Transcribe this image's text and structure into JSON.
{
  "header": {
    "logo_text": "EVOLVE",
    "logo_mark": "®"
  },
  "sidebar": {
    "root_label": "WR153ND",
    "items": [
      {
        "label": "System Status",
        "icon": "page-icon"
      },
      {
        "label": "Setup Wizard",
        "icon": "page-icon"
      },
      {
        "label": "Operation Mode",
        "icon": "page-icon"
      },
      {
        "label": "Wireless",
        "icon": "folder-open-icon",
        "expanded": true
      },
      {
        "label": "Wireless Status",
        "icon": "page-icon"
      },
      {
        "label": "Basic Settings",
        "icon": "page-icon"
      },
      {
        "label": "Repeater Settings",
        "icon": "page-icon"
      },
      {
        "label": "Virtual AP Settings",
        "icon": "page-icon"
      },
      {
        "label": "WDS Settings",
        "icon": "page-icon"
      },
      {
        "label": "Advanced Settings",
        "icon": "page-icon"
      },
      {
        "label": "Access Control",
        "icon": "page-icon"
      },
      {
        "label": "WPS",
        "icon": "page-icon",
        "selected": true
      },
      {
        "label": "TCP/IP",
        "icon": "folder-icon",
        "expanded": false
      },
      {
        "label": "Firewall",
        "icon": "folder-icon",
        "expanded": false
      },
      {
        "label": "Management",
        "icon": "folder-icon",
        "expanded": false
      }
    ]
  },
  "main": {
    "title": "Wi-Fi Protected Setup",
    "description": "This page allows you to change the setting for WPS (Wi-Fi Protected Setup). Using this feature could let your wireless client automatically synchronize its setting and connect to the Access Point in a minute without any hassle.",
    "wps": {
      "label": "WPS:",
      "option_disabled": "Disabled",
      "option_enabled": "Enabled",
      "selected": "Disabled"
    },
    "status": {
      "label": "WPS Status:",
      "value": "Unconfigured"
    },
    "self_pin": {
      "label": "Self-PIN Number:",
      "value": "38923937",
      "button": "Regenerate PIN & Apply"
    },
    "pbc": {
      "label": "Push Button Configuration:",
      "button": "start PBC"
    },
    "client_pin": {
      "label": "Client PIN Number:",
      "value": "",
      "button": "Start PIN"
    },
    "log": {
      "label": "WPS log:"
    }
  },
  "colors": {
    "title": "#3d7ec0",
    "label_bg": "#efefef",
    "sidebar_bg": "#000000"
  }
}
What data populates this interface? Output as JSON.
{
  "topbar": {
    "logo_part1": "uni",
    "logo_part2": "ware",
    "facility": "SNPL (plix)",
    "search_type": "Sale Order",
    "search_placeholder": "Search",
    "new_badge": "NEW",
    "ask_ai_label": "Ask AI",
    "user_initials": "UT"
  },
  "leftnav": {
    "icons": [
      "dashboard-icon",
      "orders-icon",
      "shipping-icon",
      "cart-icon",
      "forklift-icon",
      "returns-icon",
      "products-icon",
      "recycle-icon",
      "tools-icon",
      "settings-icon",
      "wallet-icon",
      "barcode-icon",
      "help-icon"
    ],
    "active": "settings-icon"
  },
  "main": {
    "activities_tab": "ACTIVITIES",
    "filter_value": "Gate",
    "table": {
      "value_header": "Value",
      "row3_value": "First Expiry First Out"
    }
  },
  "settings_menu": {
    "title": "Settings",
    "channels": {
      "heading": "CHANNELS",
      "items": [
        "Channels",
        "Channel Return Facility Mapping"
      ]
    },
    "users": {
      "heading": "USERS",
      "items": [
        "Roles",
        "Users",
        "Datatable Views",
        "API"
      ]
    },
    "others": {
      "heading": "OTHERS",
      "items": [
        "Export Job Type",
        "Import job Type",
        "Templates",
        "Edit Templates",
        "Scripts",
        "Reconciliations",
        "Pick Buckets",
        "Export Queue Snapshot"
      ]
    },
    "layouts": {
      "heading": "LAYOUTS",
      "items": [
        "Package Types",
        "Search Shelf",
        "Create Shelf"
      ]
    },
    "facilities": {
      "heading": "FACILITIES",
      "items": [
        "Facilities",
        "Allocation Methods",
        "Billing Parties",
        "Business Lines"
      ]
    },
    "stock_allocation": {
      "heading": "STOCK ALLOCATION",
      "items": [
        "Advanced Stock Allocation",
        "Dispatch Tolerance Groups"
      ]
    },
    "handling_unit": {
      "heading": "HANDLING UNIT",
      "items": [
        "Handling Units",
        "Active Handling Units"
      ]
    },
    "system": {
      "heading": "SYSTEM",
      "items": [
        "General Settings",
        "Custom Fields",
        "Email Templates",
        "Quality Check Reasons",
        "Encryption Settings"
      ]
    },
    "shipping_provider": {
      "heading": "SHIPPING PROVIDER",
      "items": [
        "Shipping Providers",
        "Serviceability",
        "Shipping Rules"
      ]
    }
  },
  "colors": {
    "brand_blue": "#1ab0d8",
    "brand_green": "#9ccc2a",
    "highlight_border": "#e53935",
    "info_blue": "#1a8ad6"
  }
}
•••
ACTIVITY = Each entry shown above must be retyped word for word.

SOLUTION TO THE EXERCISE =
Transcribe this image's text and structure into JSON.
{
  "header": {
    "logo_text": "EVOLVE",
    "logo_mark": "®"
  },
  "sidebar": {
    "root_label": "WR153ND",
    "items": [
      {
        "label": "System Status",
        "icon": "page-icon"
      },
      {
        "label": "Setup Wizard",
        "icon": "page-icon"
      },
      {
        "label": "Operation Mode",
        "icon": "page-icon"
      },
      {
        "label": "Wireless",
        "icon": "folder-open-icon",
        "expanded": true
      },
      {
        "label": "Wireless Status",
        "icon": "page-icon"
      },
      {
        "label": "Basic Settings",
        "icon": "page-icon"
      },
      {
        "label": "Repeater Settings",
        "icon": "page-icon"
      },
      {
        "label": "Virtual AP Settings",
        "icon": "page-icon"
      },
      {
        "label": "WDS Settings",
        "icon": "page-icon"
      },
      {
        "label": "Advanced Settings",
        "icon": "page-icon"
      },
      {
        "label": "Access Control",
        "icon": "page-icon"
      },
      {
        "label": "WPS",
        "icon": "page-icon",
        "selected": true
      },
      {
        "label": "TCP/IP",
        "icon": "folder-icon",
        "expanded": false
      },
      {
        "label": "Firewall",
        "icon": "folder-icon",
        "expanded": false
      },
      {
        "label": "Management",
        "icon": "folder-icon",
        "expanded": false
      }
    ]
  },
  "main": {
    "title": "Wi-Fi Protected Setup",
    "description": "This page allows you to change the setting for WPS (Wi-Fi Protected Setup). Using this feature could let your wireless client automatically synchronize its setting and connect to the Access Point in a minute without any hassle.",
    "wps": {
      "label": "WPS:",
      "option_disabled": "Disabled",
      "option_enabled": "Enabled",
      "selected": "Disabled"
    },
    "status": {
      "label": "WPS Status:",
      "value": "Unconfigured"
    },
    "self_pin": {
      "label": "Self-PIN Number:",
      "value": "38923937",
      "button": "Regenerate PIN & Apply"
    },
    "pbc": {
      "label": "Push Button Configuration:",
      "button": "start PBC"
    },
    "client_pin": {
      "label": "Client PIN Number:",
      "value": "",
      "button": "Start PIN"
    },
    "log": {
      "label": "WPS log:"
    }
  },
  "colors": {
    "title": "#3d7ec0",
    "label_bg": "#efefef",
    "sidebar_bg": "#000000"
  }
}
What data populates this interface? Output as JSON.
{
  "topbar": {
    "logo_part1": "uni",
    "logo_part2": "ware",
    "facility": "SNPL (plix)",
    "search_type": "Sale Order",
    "search_placeholder": "Search",
    "new_badge": "NEW",
    "ask_ai_label": "Ask AI",
    "user_initials": "UT"
  },
  "leftnav": {
    "icons": [
      "dashboard-icon",
      "orders-icon",
      "shipping-icon",
      "cart-icon",
      "forklift-icon",
      "returns-icon",
      "products-icon",
      "recycle-icon",
      "tools-icon",
      "settings-icon",
      "wallet-icon",
      "barcode-icon",
      "help-icon"
    ],
    "active": "settings-icon"
  },
  "main": {
    "activities_tab": "ACTIVITIES",
    "filter_value": "Gate",
    "table": {
      "value_header": "Value",
      "row3_value": "First Expiry First Out"
    }
  },
  "settings_menu": {
    "title": "Settings",
    "channels": {
      "heading": "CHANNELS",
      "items": [
        "Channels",
        "Channel Return Facility Mapping"
      ]
    },
    "users": {
      "heading": "USERS",
      "items": [
        "Roles",
        "Users",
        "Datatable Views",
        "API"
      ]
    },
    "others": {
      "heading": "OTHERS",
      "items": [
        "Export Job Type",
        "Import job Type",
        "Templates",
        "Edit Templates",
        "Scripts",
        "Reconciliations",
        "Pick Buckets",
        "Export Queue Snapshot"
      ]
    },
    "layouts": {
      "heading": "LAYOUTS",
      "items": [
        "Package Types",
        "Search Shelf",
        "Create Shelf"
      ]
    },
    "facilities": {
      "heading": "FACILITIES",
      "items": [
        "Facilities",
        "Allocation Methods",
        "Billing Parties",
        "Business Lines"
      ]
    },
    "stock_allocation": {
      "heading": "STOCK ALLOCATION",
      "items": [
        "Advanced Stock Allocation",
        "Dispatch Tolerance Groups"
      ]
    },
    "handling_unit": {
      "heading": "HANDLING UNIT",
      "items": [
        "Handling Units",
        "Active Handling Units"
      ]
    },
    "system": {
      "heading": "SYSTEM",
      "items": [
        "General Settings",
        "Custom Fields",
        "Email Templates",
        "Quality Check Reasons",
        "Encryption Settings"
      ]
    },
    "shipping_provider": {
      "heading": "SHIPPING PROVIDER",
      "items": [
        "Shipping Providers",
        "Serviceability",
        "Shipping Rules"
      ]
    }
  },
  "colors": {
    "brand_blue": "#1ab0d8",
    "brand_green": "#9ccc2a",
    "highlight_border": "#e53935",
    "info_blue": "#1a8ad6"
  }
}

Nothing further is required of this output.